Records from a dataset:
*** Block opens ***
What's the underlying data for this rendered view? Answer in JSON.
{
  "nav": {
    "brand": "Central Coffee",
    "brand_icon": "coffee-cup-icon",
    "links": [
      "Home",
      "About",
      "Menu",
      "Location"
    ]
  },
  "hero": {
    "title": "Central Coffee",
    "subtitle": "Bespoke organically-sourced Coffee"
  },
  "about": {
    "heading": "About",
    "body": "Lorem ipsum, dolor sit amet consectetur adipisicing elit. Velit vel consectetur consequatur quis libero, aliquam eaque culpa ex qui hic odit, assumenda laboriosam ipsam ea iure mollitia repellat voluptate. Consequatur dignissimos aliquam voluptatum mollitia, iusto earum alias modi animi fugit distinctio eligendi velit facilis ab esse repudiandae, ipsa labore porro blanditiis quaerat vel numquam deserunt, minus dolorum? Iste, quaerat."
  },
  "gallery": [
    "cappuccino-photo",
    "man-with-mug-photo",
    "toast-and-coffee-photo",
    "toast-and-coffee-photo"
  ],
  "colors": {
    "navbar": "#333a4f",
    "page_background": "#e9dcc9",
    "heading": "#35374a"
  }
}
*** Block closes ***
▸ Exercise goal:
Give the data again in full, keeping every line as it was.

▸ Written answer:
What's the underlying data for this rendered view? Answer in JSON.
{
  "nav": {
    "brand": "Central Coffee",
    "brand_icon": "coffee-cup-icon",
    "links": [
      "Home",
      "About",
      "Menu",
      "Location"
    ]
  },
  "hero": {
    "title": "Central Coffee",
    "subtitle": "Bespoke organically-sourced Coffee"
  },
  "about": {
    "heading": "About",
    "body": "Lorem ipsum, dolor sit amet consectetur adipisicing elit. Velit vel consectetur consequatur quis libero, aliquam eaque culpa ex qui hic odit, assumenda laboriosam ipsam ea iure mollitia repellat voluptate. Consequatur dignissimos aliquam voluptatum mollitia, iusto earum alias modi animi fugit distinctio eligendi velit facilis ab esse repudiandae, ipsa labore porro blanditiis quaerat vel numquam deserunt, minus dolorum? Iste, quaerat."
  },
  "gallery": [
    "cappuccino-photo",
    "man-with-mug-photo",
    "toast-and-coffee-photo",
    "toast-and-coffee-photo"
  ],
  "colors": {
    "navbar": "#333a4f",
    "page_background": "#e9dcc9",
    "heading": "#35374a"
  }
}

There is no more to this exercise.